[Web page and app entries]
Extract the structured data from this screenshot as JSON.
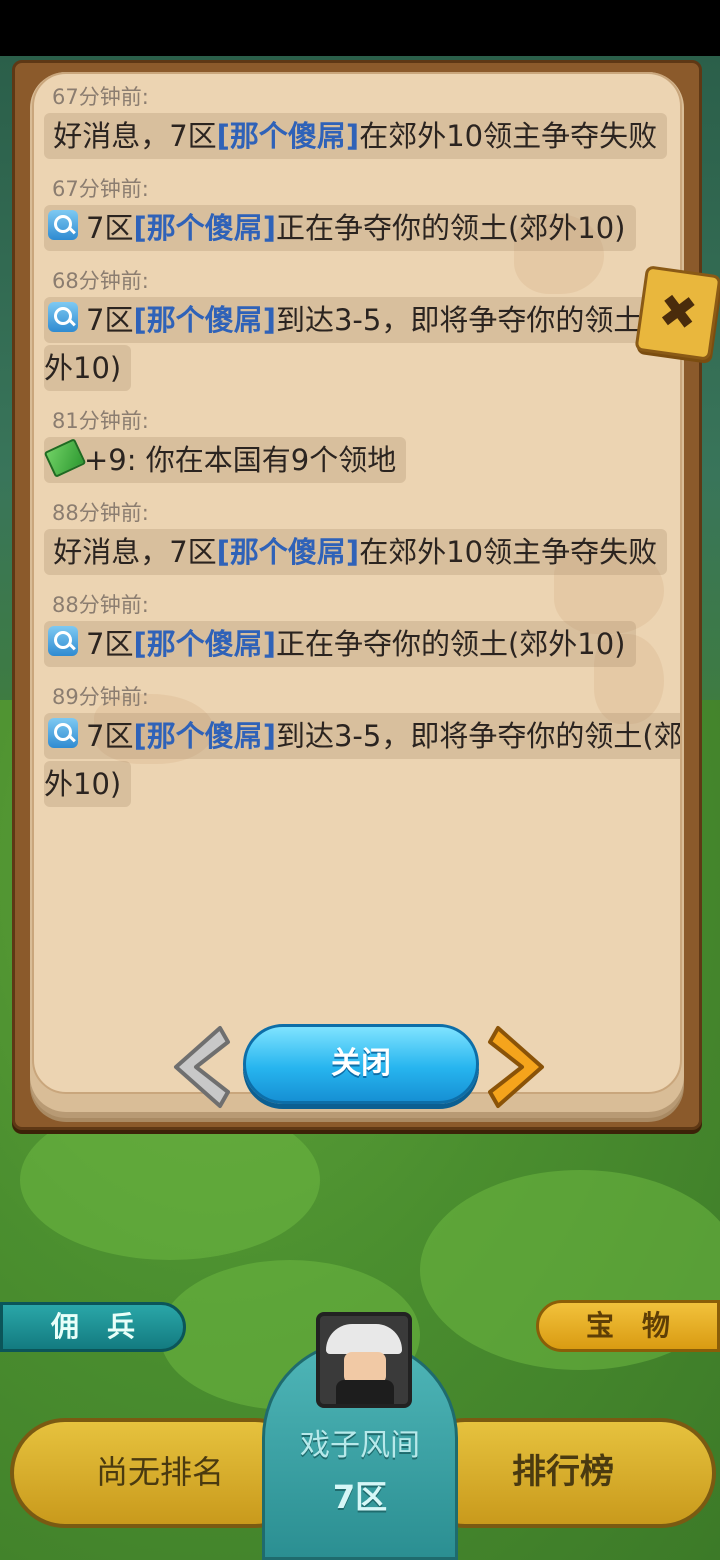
{
  "feed": [
    {
      "time": "67分钟前:",
      "icon": "",
      "prefix": "好消息，7区",
      "name": "[那个傻屌]",
      "suffix": "在郊外10领主争夺失败"
    },
    {
      "time": "67分钟前:",
      "icon": "search-icon",
      "prefix": "7区",
      "name": "[那个傻屌]",
      "suffix": "正在争夺你的领土(郊外10)"
    },
    {
      "time": "68分钟前:",
      "icon": "search-icon",
      "prefix": "7区",
      "name": "[那个傻屌]",
      "suffix": "到达3-5，即将争夺你的领土(郊外10)"
    },
    {
      "time": "81分钟前:",
      "icon": "money-icon",
      "prefix": "+9: 你在本国有9个领地",
      "name": "",
      "suffix": ""
    },
    {
      "time": "88分钟前:",
      "icon": "",
      "prefix": "好消息，7区",
      "name": "[那个傻屌]",
      "suffix": "在郊外10领主争夺失败"
    },
    {
      "time": "88分钟前:",
      "icon": "search-icon",
      "prefix": "7区",
      "name": "[那个傻屌]",
      "suffix": "正在争夺你的领土(郊外10)"
    },
    {
      "time": "89分钟前:",
      "icon": "search-icon",
      "prefix": "7区",
      "name": "[那个傻屌]",
      "suffix": "到达3-5，即将争夺你的领土(郊外10)"
    }
  ],
  "dialog": {
    "close_label": "关闭"
  },
  "hud": {
    "mercenary_label": "佣　兵",
    "treasure_label": "宝　物",
    "rank_status": "尚无排名",
    "player_name": "戏子风间",
    "player_zone": "7区",
    "leaderboard_label": "排行榜"
  }
}
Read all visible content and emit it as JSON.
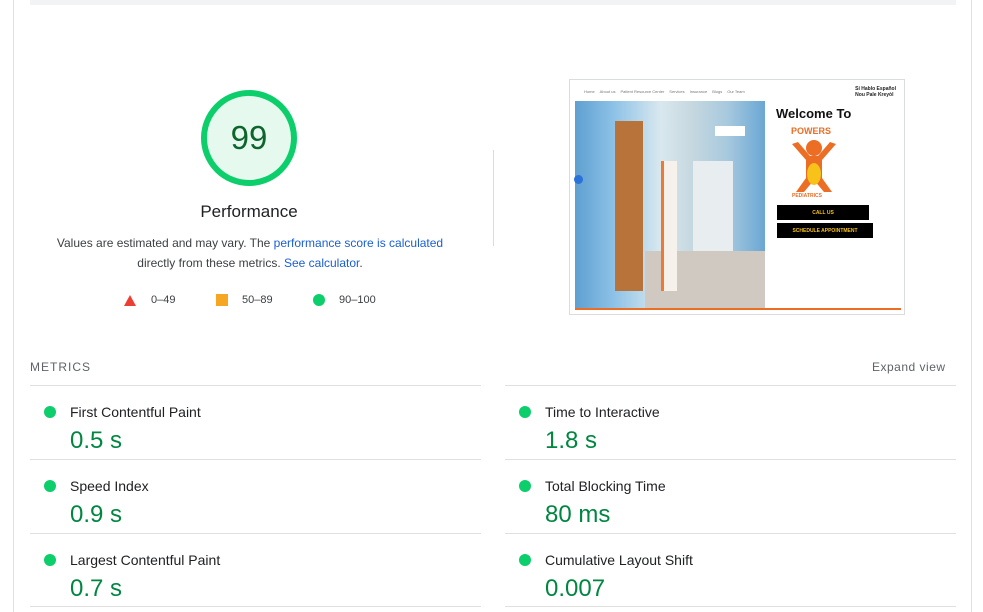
{
  "score": {
    "value": "99",
    "fraction": 0.99,
    "title": "Performance",
    "desc_prefix": "Values are estimated and may vary. The ",
    "desc_link1": "performance score is calculated",
    "desc_middle": " directly from these metrics. ",
    "desc_link2": "See calculator",
    "desc_suffix": "."
  },
  "legend": {
    "fail": "0–49",
    "average": "50–89",
    "pass": "90–100"
  },
  "screenshot": {
    "nav": [
      "Home",
      "About us",
      "Patient Resource Center",
      "Services",
      "Insurance",
      "Blogs",
      "Our Team"
    ],
    "lang_line1": "Sí Hablo Español",
    "lang_line2": "Nou Pale Kreyòl",
    "welcome": "Welcome To",
    "brand_top": "POWERS",
    "brand_bottom": "PEDIATRICS",
    "button1": "CALL US",
    "button2": "SCHEDULE APPOINTMENT",
    "accent_color": "#ec6d24"
  },
  "metrics": {
    "label": "METRICS",
    "expand": "Expand view",
    "items": [
      {
        "name": "First Contentful Paint",
        "value": "0.5 s"
      },
      {
        "name": "Time to Interactive",
        "value": "1.8 s"
      },
      {
        "name": "Speed Index",
        "value": "0.9 s"
      },
      {
        "name": "Total Blocking Time",
        "value": "80 ms"
      },
      {
        "name": "Largest Contentful Paint",
        "value": "0.7 s"
      },
      {
        "name": "Cumulative Layout Shift",
        "value": "0.007"
      }
    ]
  },
  "colors": {
    "pass": "#0cce6b",
    "average": "#f5a623",
    "fail": "#eb3f34",
    "score_text": "#0d652d",
    "metric_value": "#018642",
    "link": "#1a5fd6"
  }
}
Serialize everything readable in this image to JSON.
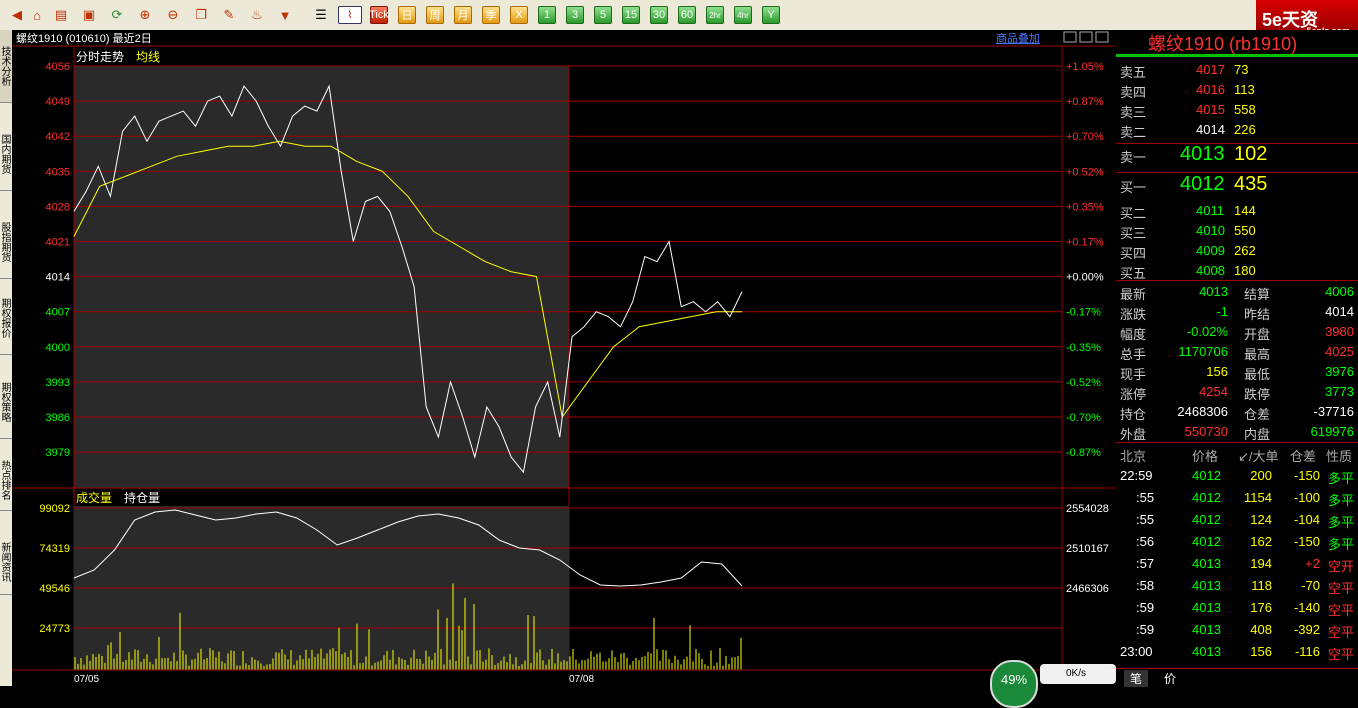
{
  "toolbar": {
    "periods": [
      "Tick",
      "日",
      "周",
      "月",
      "季",
      "X",
      "1",
      "3",
      "5",
      "15",
      "30",
      "60",
      "2hr",
      "4hr",
      "Y"
    ]
  },
  "logo": {
    "text": "5e天资",
    "url": "5eplz.com"
  },
  "left_tabs": [
    "技术分析",
    "国内期货",
    "股指期货",
    "期权报价",
    "期权策略",
    "热点排名",
    "新闻资讯"
  ],
  "chart": {
    "header": "螺纹1910 (010610)  最近2日",
    "overlay_link": "商品叠加",
    "upper_labels": {
      "fenshi": "分时走势",
      "junxian": "均线"
    },
    "lower_labels": {
      "volume": "成交量",
      "oi": "持仓量"
    },
    "dates": [
      "07/05",
      "07/08"
    ],
    "price_ticks": [
      "4056",
      "4049",
      "4042",
      "4035",
      "4028",
      "4021",
      "4014",
      "4007",
      "4000",
      "3993",
      "3986",
      "3979"
    ],
    "pct_ticks": [
      "+1.05%",
      "+0.87%",
      "+0.70%",
      "+0.52%",
      "+0.35%",
      "+0.17%",
      "+0.00%",
      "-0.17%",
      "-0.35%",
      "-0.52%",
      "-0.70%",
      "-0.87%"
    ],
    "vol_ticks": [
      "99092",
      "74319",
      "49546",
      "24773"
    ],
    "oi_ticks": [
      "2554028",
      "2510167",
      "2466306"
    ],
    "colors": {
      "price": "#ffffff",
      "avg": "#ffff00",
      "grid": "#a00000",
      "shade": "#2a2a2a",
      "volume": "#ffff00"
    }
  },
  "chart_data": {
    "type": "line",
    "title": "螺纹1910 (010610) 最近2日",
    "ylim": [
      3972,
      4058
    ],
    "reference_price": 4014,
    "series": [
      {
        "name": "分时走势",
        "points": [
          4027,
          4031,
          4036,
          4030,
          4043,
          4046,
          4041,
          4045,
          4046,
          4047,
          4044,
          4049,
          4050,
          4046,
          4052,
          4049,
          4044,
          4040,
          4046,
          4048,
          4047,
          4052,
          4035,
          4021,
          4029,
          4030,
          4027,
          4020,
          4012,
          3988,
          3982,
          3993,
          3986,
          3978,
          3988,
          3984,
          3978,
          3975,
          3988,
          3993,
          3982,
          4002,
          4004,
          4007,
          4006,
          4004,
          4009,
          4018,
          4017,
          4021,
          4008,
          4009,
          4007,
          4009,
          4006,
          4011
        ]
      },
      {
        "name": "均线",
        "points": [
          4022,
          4032,
          4034,
          4036,
          4038,
          4039,
          4040,
          4040,
          4041,
          4040,
          4040,
          4037,
          4035,
          4030,
          4023,
          4020,
          4017,
          4015,
          4014,
          3986,
          3993,
          4000,
          4004,
          4005,
          4006,
          4007,
          4007
        ]
      }
    ]
  },
  "panel": {
    "title": "螺纹1910 (rb1910)",
    "asks": [
      {
        "label": "卖五",
        "price": "4017",
        "vol": "73"
      },
      {
        "label": "卖四",
        "price": "4016",
        "vol": "113"
      },
      {
        "label": "卖三",
        "price": "4015",
        "vol": "558"
      },
      {
        "label": "卖二",
        "price": "4014",
        "vol": "226"
      }
    ],
    "ask1": {
      "label": "卖一",
      "price": "4013",
      "vol": "102"
    },
    "bid1": {
      "label": "买一",
      "price": "4012",
      "vol": "435"
    },
    "bids": [
      {
        "label": "买二",
        "price": "4011",
        "vol": "144"
      },
      {
        "label": "买三",
        "price": "4010",
        "vol": "550"
      },
      {
        "label": "买四",
        "price": "4009",
        "vol": "262"
      },
      {
        "label": "买五",
        "price": "4008",
        "vol": "180"
      }
    ],
    "stats": [
      {
        "l1": "最新",
        "v1": "4013",
        "l2": "结算",
        "v2": "4006"
      },
      {
        "l1": "涨跌",
        "v1": "-1",
        "l2": "昨结",
        "v2": "4014"
      },
      {
        "l1": "幅度",
        "v1": "-0.02%",
        "l2": "开盘",
        "v2": "3980"
      },
      {
        "l1": "总手",
        "v1": "1170706",
        "l2": "最高",
        "v2": "4025"
      },
      {
        "l1": "现手",
        "v1": "156",
        "l2": "最低",
        "v2": "3976"
      },
      {
        "l1": "涨停",
        "v1": "4254",
        "l2": "跌停",
        "v2": "3773"
      },
      {
        "l1": "持仓",
        "v1": "2468306",
        "l2": "仓差",
        "v2": "-37716"
      },
      {
        "l1": "外盘",
        "v1": "550730",
        "l2": "内盘",
        "v2": "619976"
      }
    ],
    "ticks_header": {
      "loc": "北京",
      "price": "价格",
      "big": "↙/大单",
      "chg": "仓差",
      "nature": "性质"
    },
    "ticks": [
      {
        "t": "22:59",
        "p": "4012",
        "v": "200",
        "d": "-150",
        "n": "多平"
      },
      {
        "t": ":55",
        "p": "4012",
        "v": "1154",
        "d": "-100",
        "n": "多平"
      },
      {
        "t": ":55",
        "p": "4012",
        "v": "124",
        "d": "-104",
        "n": "多平"
      },
      {
        "t": ":56",
        "p": "4012",
        "v": "162",
        "d": "-150",
        "n": "多平"
      },
      {
        "t": ":57",
        "p": "4013",
        "v": "194",
        "d": "+2",
        "n": "空开"
      },
      {
        "t": ":58",
        "p": "4013",
        "v": "118",
        "d": "-70",
        "n": "空平"
      },
      {
        "t": ":59",
        "p": "4013",
        "v": "176",
        "d": "-140",
        "n": "空平"
      },
      {
        "t": ":59",
        "p": "4013",
        "v": "408",
        "d": "-392",
        "n": "空平"
      },
      {
        "t": "23:00",
        "p": "4013",
        "v": "156",
        "d": "-116",
        "n": "空平"
      }
    ],
    "bottom_tabs": [
      "笔",
      "价"
    ]
  },
  "status": {
    "percent": "49%",
    "speed": "0K/s"
  }
}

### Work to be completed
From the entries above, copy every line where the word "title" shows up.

### Completed task
    "title": "Performance",
    "title": "螺纹1910 (010610) 最近2日",
    "title": "螺纹1910 (rb1910)",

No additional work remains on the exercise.